What you need to do. Show all lines from the material that carry the word "align".

Records for processing.

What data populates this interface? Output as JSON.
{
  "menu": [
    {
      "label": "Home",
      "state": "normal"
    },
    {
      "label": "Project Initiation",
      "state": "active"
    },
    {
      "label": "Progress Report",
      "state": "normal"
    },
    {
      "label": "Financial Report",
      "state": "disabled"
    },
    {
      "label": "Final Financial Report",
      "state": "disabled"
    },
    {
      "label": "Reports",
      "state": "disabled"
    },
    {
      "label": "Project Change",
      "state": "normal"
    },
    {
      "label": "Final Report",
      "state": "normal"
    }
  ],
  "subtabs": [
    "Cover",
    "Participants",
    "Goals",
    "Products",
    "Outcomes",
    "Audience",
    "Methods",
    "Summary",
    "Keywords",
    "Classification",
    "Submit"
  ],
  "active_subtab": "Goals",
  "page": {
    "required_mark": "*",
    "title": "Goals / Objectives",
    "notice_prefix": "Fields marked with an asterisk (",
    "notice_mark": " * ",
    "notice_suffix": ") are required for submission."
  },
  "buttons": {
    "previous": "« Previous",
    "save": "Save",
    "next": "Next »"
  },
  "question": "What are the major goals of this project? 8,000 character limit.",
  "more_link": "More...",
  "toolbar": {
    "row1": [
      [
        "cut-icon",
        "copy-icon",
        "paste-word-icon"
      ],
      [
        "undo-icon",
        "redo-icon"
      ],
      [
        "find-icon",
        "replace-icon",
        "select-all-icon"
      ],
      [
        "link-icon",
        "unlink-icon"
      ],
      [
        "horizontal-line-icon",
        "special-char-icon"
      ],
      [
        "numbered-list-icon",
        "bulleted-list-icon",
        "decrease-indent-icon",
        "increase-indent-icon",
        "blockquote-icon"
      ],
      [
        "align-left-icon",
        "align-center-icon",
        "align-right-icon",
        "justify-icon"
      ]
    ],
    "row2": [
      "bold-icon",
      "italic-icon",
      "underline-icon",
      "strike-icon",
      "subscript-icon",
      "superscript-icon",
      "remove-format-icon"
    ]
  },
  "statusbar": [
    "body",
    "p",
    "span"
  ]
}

Expected output.
        "align-left-icon",
        "align-center-icon",
        "align-right-icon",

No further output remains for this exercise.